Get email delivery of the Cadence blog featured here
Welcome to the first installment of a three-part blog series examining the issues and opportunities for performing verification in the cloud.
For a while now, there’s been a growing interest in cloud-based EDA solutions, but the time wasn’t ripe for production deployment. People had concerns about security and the sustainability of the data centers. But nowadays, public clouds are highly secure, typically more secure than on-premise datacenters, which has reenergized thinking about moving design and verification to the cloud.
New chip designs are more complicated than ever, and cloud-based verification solutions can take some of the weight off local machines, allowing smaller companies to have more competitive times-to-market. Time-to-market is, and always will be, critical for a successful SoC development project. Designing and verifying a chip can cost upwards of a billion dollars, and if that chip isn’t ready when the market demands it, any dream of recuperating that cost goes right out the window.
In a survey conducted in 2016, it was found that, on average, 55% of ASIC development time is spent on verification. Past surveys show that this figure is consistent across previous years—but here’s the catch: the flow of fresh engineers into verification is three times that of design. So—even with three times as many engineers entering the field, verification time is only static. Clearly, increasing the engineer headcount can only do so much—a breakthrough is needed, and that breakthrough is coming in the cloud.
But why is the cloud the answer? Can’t companies just have more on-site computers to deal with the increasing machine cost of verification?
Well, no. Not every company can afford that—start-ups can’t, for one, and even for larger companies, replacing or expanding their existing farms can cost huge amounts of money. Even for the largest companies, for whom this sort of spending isn’t that much of an issue, constantly expanding and upgrading your computer resources is inconvenient and cumbersome.
Consider the figure below:
Here, we see a picture of a company that upgrades their computer resources before they become out of date. They never have an issue where their computing power isn’t enough; however, they’re spending huge amounts of money on state-of-the-art equipment, and replacing it just as often as everyone else, since the time-cost of installing new computers all the time factors in too.

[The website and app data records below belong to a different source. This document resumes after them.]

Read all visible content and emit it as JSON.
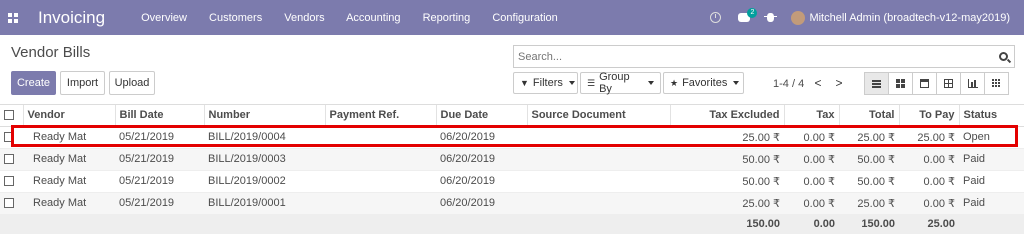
{
  "navbar": {
    "app_title": "Invoicing",
    "menu": [
      "Overview",
      "Customers",
      "Vendors",
      "Accounting",
      "Reporting",
      "Configuration"
    ],
    "chat_badge": "2",
    "user": "Mitchell Admin (broadtech-v12-may2019)",
    "bg_color": "#7c7bad"
  },
  "control": {
    "breadcrumb": "Vendor Bills",
    "search_placeholder": "Search...",
    "create_label": "Create",
    "import_label": "Import",
    "upload_label": "Upload",
    "filters_label": "Filters",
    "groupby_label": "Group By",
    "favorites_label": "Favorites",
    "pager": "1-4 / 4",
    "pager_prev": "<",
    "pager_next": ">",
    "views": [
      "list-view-icon",
      "kanban-view-icon",
      "calendar-view-icon",
      "pivot-view-icon",
      "graph-view-icon",
      "grid-view-icon"
    ]
  },
  "table": {
    "headers": [
      "Vendor",
      "Bill Date",
      "Number",
      "Payment Ref.",
      "Due Date",
      "Source Document",
      "Tax Excluded",
      "Tax",
      "Total",
      "To Pay",
      "Status"
    ],
    "rows": [
      [
        "Ready Mat",
        "05/21/2019",
        "BILL/2019/0004",
        "",
        "06/20/2019",
        "",
        "25.00 ₹",
        "0.00 ₹",
        "25.00 ₹",
        "25.00 ₹",
        "Open"
      ],
      [
        "Ready Mat",
        "05/21/2019",
        "BILL/2019/0003",
        "",
        "06/20/2019",
        "",
        "50.00 ₹",
        "0.00 ₹",
        "50.00 ₹",
        "0.00 ₹",
        "Paid"
      ],
      [
        "Ready Mat",
        "05/21/2019",
        "BILL/2019/0002",
        "",
        "06/20/2019",
        "",
        "50.00 ₹",
        "0.00 ₹",
        "50.00 ₹",
        "0.00 ₹",
        "Paid"
      ],
      [
        "Ready Mat",
        "05/21/2019",
        "BILL/2019/0001",
        "",
        "06/20/2019",
        "",
        "25.00 ₹",
        "0.00 ₹",
        "25.00 ₹",
        "0.00 ₹",
        "Paid"
      ]
    ],
    "totals": {
      "tax_excluded": "150.00",
      "tax": "0.00",
      "total": "150.00",
      "to_pay": "25.00"
    },
    "highlight_color": "#e30000"
  }
}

Now, consider this:
Here, we see what is likely a smaller company, who can’t afford to replace their computers all the time. They get the most out of what they have—but they have to completely stop everything when the demands become too great.
What happens if the company doesn’t have to keep track of their own computer resources, and lets a cloud-based service do it, instead?
In this situation, a company can simply increase the amount of resources they use as they need it. They still have their own resources, of course, but whenever needs become too great, they can use the cloud to keep things running smoothly, as some extra power. This way there’s no great waste in running state-of-the-art equipment all the time, and no downtime when equipment needs to be replaced mid-project.
Now that we’ve set the stage, check back next time to see what Cadence has in store for the future of cloud-based verification!